**What to produce**. Output the listing word for word, minus pictures.

**Data**.
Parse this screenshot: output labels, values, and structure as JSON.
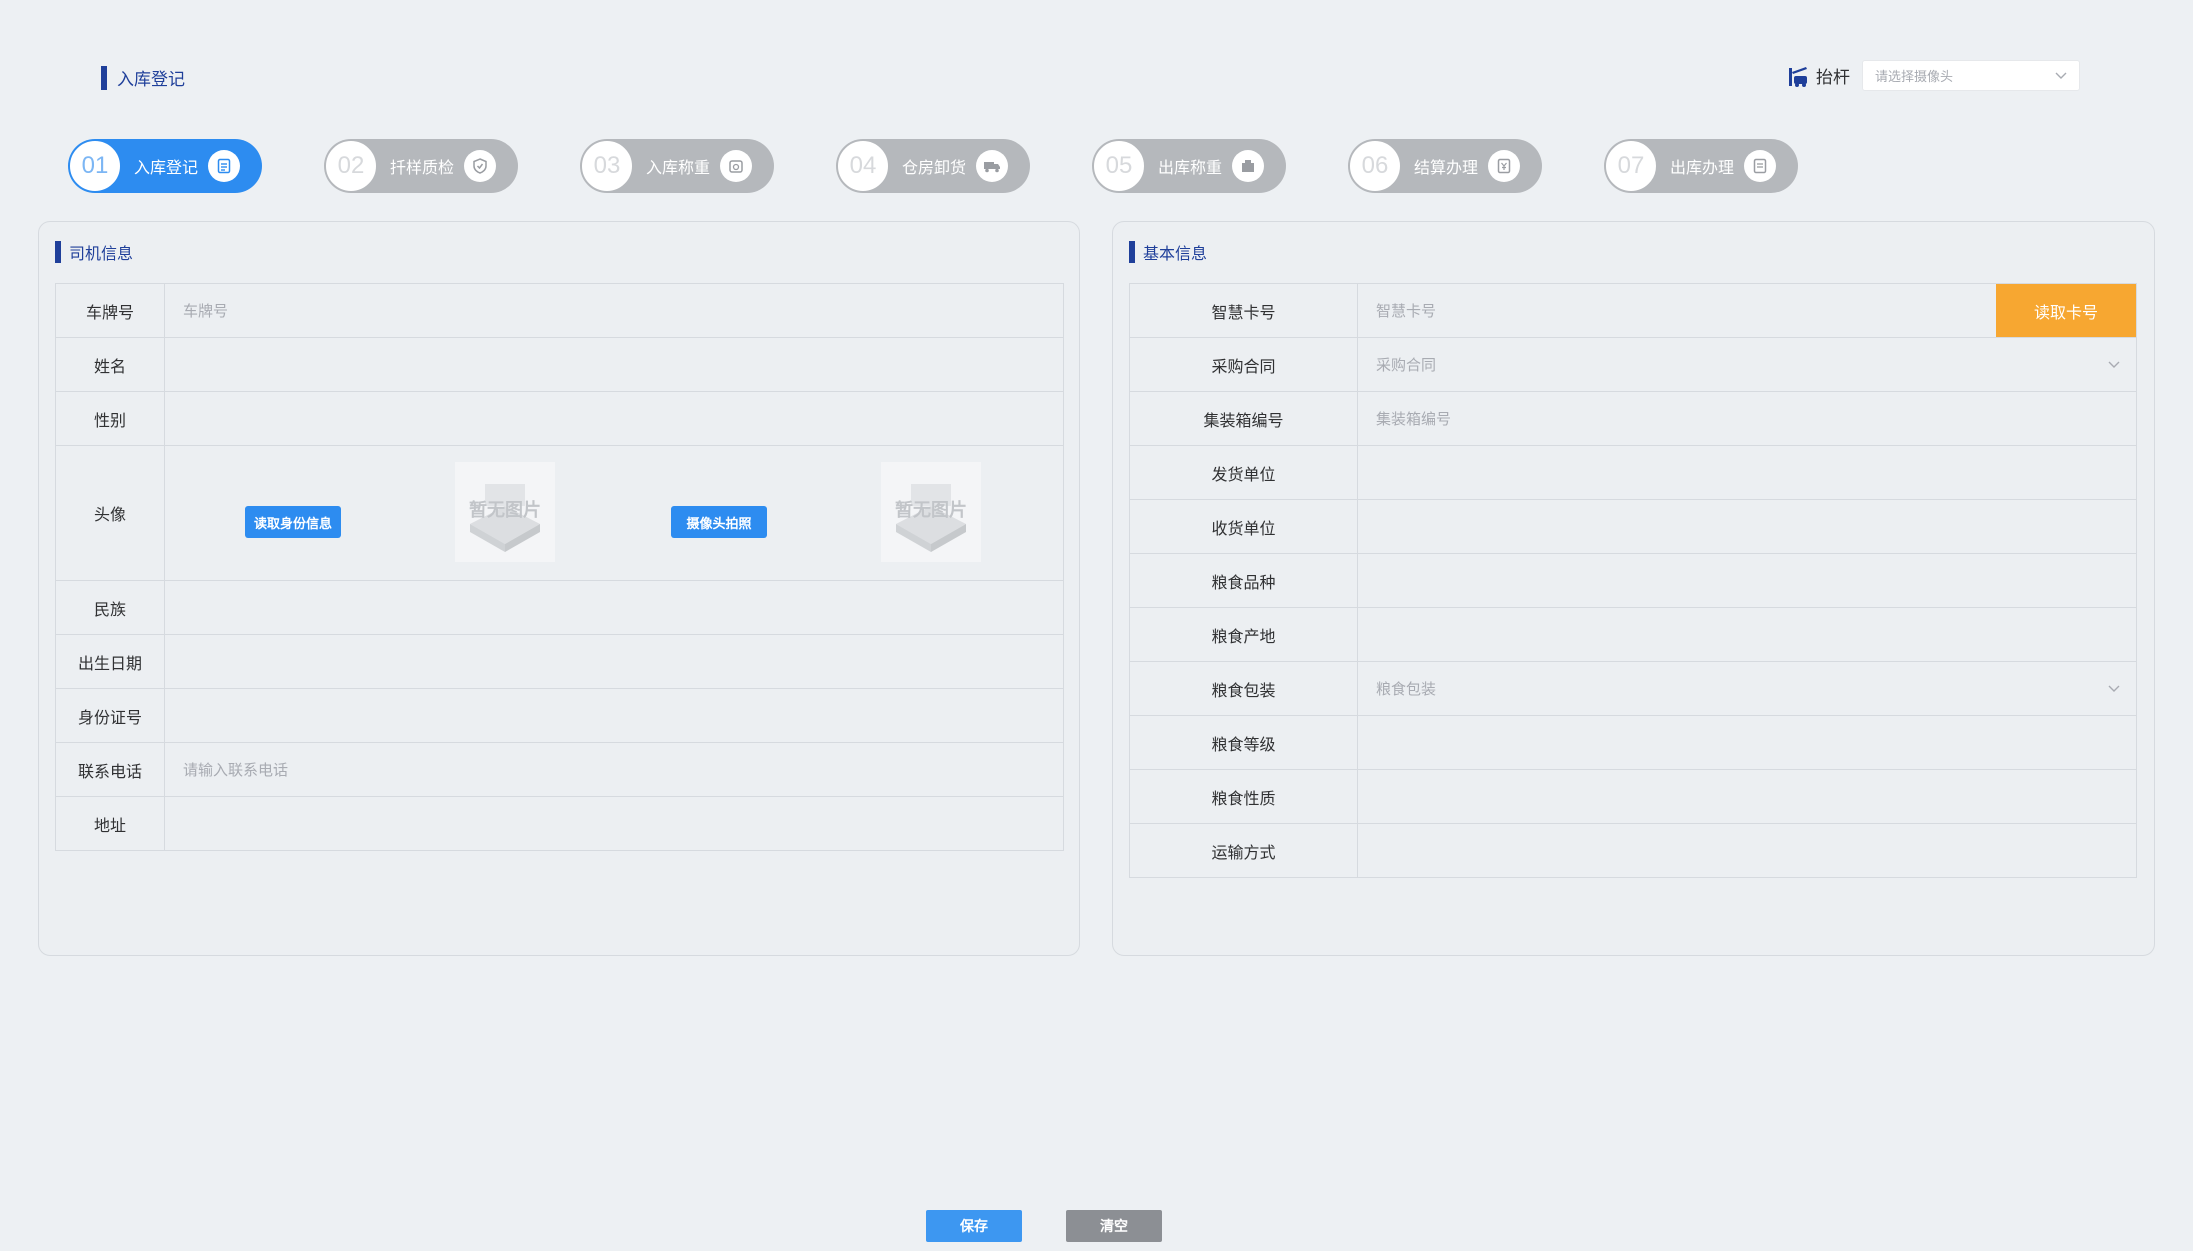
{
  "header": {
    "title": "入库登记",
    "barrier_label": "抬杆",
    "camera_placeholder": "请选择摄像头"
  },
  "steps": [
    {
      "num": "01",
      "label": "入库登记",
      "icon": "clipboard-icon",
      "active": true
    },
    {
      "num": "02",
      "label": "扦样质检",
      "icon": "shield-check-icon",
      "active": false
    },
    {
      "num": "03",
      "label": "入库称重",
      "icon": "scale-icon",
      "active": false
    },
    {
      "num": "04",
      "label": "仓房卸货",
      "icon": "truck-icon",
      "active": false
    },
    {
      "num": "05",
      "label": "出库称重",
      "icon": "scale-out-icon",
      "active": false
    },
    {
      "num": "06",
      "label": "结算办理",
      "icon": "bill-icon",
      "active": false
    },
    {
      "num": "07",
      "label": "出库办理",
      "icon": "document-icon",
      "active": false
    }
  ],
  "driver": {
    "title": "司机信息",
    "plate_label": "车牌号",
    "plate_placeholder": "车牌号",
    "name_label": "姓名",
    "gender_label": "性别",
    "avatar_label": "头像",
    "read_id_button": "读取身份信息",
    "camera_button": "摄像头拍照",
    "no_image_text": "暂无图片",
    "ethnicity_label": "民族",
    "birth_label": "出生日期",
    "id_label": "身份证号",
    "phone_label": "联系电话",
    "phone_placeholder": "请输入联系电话",
    "address_label": "地址"
  },
  "basic": {
    "title": "基本信息",
    "card_label": "智慧卡号",
    "card_placeholder": "智慧卡号",
    "read_card_button": "读取卡号",
    "contract_label": "采购合同",
    "contract_placeholder": "采购合同",
    "container_label": "集装箱编号",
    "container_placeholder": "集装箱编号",
    "sender_label": "发货单位",
    "receiver_label": "收货单位",
    "variety_label": "粮食品种",
    "origin_label": "粮食产地",
    "package_label": "粮食包装",
    "package_placeholder": "粮食包装",
    "grade_label": "粮食等级",
    "nature_label": "粮食性质",
    "transport_label": "运输方式"
  },
  "actions": {
    "save": "保存",
    "clear": "清空"
  },
  "colors": {
    "primary": "#2d8cf0",
    "title_blue": "#1f3f9a",
    "orange": "#f7a731",
    "step_inactive": "#b5b8bc"
  }
}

**Solution**.
Parse this screenshot: output labels, values, and structure as JSON.
{
  "header": {
    "title": "入库登记",
    "barrier_label": "抬杆",
    "camera_placeholder": "请选择摄像头"
  },
  "steps": [
    {
      "num": "01",
      "label": "入库登记",
      "icon": "clipboard-icon",
      "active": true
    },
    {
      "num": "02",
      "label": "扦样质检",
      "icon": "shield-check-icon",
      "active": false
    },
    {
      "num": "03",
      "label": "入库称重",
      "icon": "scale-icon",
      "active": false
    },
    {
      "num": "04",
      "label": "仓房卸货",
      "icon": "truck-icon",
      "active": false
    },
    {
      "num": "05",
      "label": "出库称重",
      "icon": "scale-out-icon",
      "active": false
    },
    {
      "num": "06",
      "label": "结算办理",
      "icon": "bill-icon",
      "active": false
    },
    {
      "num": "07",
      "label": "出库办理",
      "icon": "document-icon",
      "active": false
    }
  ],
  "driver": {
    "title": "司机信息",
    "plate_label": "车牌号",
    "plate_placeholder": "车牌号",
    "name_label": "姓名",
    "gender_label": "性别",
    "avatar_label": "头像",
    "read_id_button": "读取身份信息",
    "camera_button": "摄像头拍照",
    "no_image_text": "暂无图片",
    "ethnicity_label": "民族",
    "birth_label": "出生日期",
    "id_label": "身份证号",
    "phone_label": "联系电话",
    "phone_placeholder": "请输入联系电话",
    "address_label": "地址"
  },
  "basic": {
    "title": "基本信息",
    "card_label": "智慧卡号",
    "card_placeholder": "智慧卡号",
    "read_card_button": "读取卡号",
    "contract_label": "采购合同",
    "contract_placeholder": "采购合同",
    "container_label": "集装箱编号",
    "container_placeholder": "集装箱编号",
    "sender_label": "发货单位",
    "receiver_label": "收货单位",
    "variety_label": "粮食品种",
    "origin_label": "粮食产地",
    "package_label": "粮食包装",
    "package_placeholder": "粮食包装",
    "grade_label": "粮食等级",
    "nature_label": "粮食性质",
    "transport_label": "运输方式"
  },
  "actions": {
    "save": "保存",
    "clear": "清空"
  },
  "colors": {
    "primary": "#2d8cf0",
    "title_blue": "#1f3f9a",
    "orange": "#f7a731",
    "step_inactive": "#b5b8bc"
  }
}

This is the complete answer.